Step 5: Loving Your Traumatized Child Through The Pain

Love, a controversial word, that seems almost taboo at times.  Especially as a professional who works with children and families.  We are taught not to tell our clients that we love them.  We are taught not to hug a child.  All of this is fear-based of course.  Fear that we will hurt a child and the family will in turn sue us.

 

I say…LOVE ANYWAY!  Rarely, do I spend hours with a child and family, exploring the depths of pain and attachment, and NOT fall in love with them.  I can’t help it.  When you sit with people during their pain, there has to be love involved for healing to occur.

 

Most people want love to be logical.  We work and live with traumatized children.  It’s a rare occasion when logic is involved.  Children feel at a primal level.  They react and respond from a place we won’t understand.

 

That’s why LOVE is crucial to healing.  Love is more than a feeling or a thought.  Love is action.  Love is how we respond when a child is pushing us to the limit.  Love is our foundation and understanding for how we parent.  Love is what we do when we repair relationships after we have screwed up big time.

 

Here are a few strategies for loving your child through their pain.

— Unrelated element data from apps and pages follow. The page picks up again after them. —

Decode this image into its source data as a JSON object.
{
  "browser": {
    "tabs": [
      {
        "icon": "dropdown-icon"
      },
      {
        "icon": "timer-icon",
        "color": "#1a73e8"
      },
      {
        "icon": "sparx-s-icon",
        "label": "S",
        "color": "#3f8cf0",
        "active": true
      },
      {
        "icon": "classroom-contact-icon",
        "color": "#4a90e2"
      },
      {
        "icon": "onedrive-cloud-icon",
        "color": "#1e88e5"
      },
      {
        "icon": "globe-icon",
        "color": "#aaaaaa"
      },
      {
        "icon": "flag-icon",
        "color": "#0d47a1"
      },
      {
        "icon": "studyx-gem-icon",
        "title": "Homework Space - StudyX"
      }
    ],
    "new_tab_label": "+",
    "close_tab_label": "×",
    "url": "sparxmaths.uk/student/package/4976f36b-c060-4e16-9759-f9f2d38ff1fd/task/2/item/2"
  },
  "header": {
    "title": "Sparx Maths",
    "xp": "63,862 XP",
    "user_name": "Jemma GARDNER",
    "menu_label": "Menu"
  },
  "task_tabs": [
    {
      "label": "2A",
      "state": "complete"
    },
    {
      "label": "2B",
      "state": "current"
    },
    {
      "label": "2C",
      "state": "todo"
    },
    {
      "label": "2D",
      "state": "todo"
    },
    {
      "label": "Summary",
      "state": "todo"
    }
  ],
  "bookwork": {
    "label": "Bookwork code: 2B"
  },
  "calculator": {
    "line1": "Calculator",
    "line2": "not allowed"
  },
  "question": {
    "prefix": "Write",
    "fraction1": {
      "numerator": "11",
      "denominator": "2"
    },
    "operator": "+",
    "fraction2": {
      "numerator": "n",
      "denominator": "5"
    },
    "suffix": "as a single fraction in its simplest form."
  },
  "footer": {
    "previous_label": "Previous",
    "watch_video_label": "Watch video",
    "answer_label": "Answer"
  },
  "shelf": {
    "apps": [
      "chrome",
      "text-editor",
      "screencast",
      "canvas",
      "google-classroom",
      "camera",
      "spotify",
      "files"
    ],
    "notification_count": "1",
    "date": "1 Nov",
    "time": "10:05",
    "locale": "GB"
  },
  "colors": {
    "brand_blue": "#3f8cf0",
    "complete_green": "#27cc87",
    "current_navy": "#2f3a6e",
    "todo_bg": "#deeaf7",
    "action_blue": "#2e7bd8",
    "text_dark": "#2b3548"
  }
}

1.  H.O.P.E.:  Hold On Past the Emotion!  Children have big emotions.  Traumatized children have even bigger and more intense emotions!  When we maintain and hold that space with our children, they feel safe, trust and attachment strengthen, and we are one more step towards our children accepting the love we share.

 

2.  The Golden Rule!  Treat your kiddo how you would want to be treated in the midst of a crisis.  Is yelling and controlling helpful to you?  Not usually.  Instead, remain calm and honor the space that your child is in.

 

3.  Be aware of your blueprint.  Sometimes we have mixed up feeling about “love” and what it means.  Not all of us had great messages of love as we were growing up.  We must be aware of this and then seek to send loving, congruent messages of love to our children.

 

4.  Love Yourself.  When we role model loving ourselves, we demonstrate for our children how they can love themselves.  Most kids are figuring out their self-esteem.  Many traumatized children have had an event, or several events, that have impacted that self-esteem.  Loving yourself will help our children understand how to love themselves.

 

I’m eager to hear more about how you incorporate love into your life.  Leave me a comment or send me an email at stacy@bewhatsright.com.

 

 

Facebook Comments:

Leave A Reply (No comments so far)

No comments yet